**Task instructions**
From the material below, copy each line that holds the word "field".

────────────────────────────────────────

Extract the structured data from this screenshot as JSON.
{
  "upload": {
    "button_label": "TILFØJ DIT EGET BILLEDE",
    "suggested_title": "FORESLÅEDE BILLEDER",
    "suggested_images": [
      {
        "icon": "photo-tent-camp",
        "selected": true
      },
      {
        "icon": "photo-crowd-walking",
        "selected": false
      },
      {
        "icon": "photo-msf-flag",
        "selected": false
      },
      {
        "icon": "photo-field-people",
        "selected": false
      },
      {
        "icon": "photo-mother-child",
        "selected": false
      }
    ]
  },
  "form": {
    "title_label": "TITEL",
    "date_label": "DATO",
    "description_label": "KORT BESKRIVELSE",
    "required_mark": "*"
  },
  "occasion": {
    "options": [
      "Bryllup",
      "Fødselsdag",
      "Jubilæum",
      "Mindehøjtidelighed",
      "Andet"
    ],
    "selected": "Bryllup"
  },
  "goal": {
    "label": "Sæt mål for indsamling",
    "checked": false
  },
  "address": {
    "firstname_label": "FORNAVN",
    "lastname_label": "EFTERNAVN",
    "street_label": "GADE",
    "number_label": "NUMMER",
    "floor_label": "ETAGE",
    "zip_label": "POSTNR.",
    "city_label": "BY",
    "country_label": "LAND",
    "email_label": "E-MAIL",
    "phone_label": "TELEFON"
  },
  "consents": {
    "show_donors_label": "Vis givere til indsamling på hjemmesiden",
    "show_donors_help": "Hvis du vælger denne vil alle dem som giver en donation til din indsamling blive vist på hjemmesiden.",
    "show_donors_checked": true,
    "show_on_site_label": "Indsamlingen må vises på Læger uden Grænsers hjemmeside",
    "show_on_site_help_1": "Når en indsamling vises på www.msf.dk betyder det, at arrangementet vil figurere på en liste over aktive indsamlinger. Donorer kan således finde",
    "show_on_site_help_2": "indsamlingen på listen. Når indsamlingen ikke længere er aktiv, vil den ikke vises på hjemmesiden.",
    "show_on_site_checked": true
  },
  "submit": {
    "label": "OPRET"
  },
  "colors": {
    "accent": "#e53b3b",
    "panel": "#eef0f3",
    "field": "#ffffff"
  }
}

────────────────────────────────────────

**Written reply**
        "icon": "photo-field-people",
    "field": "#ffffff"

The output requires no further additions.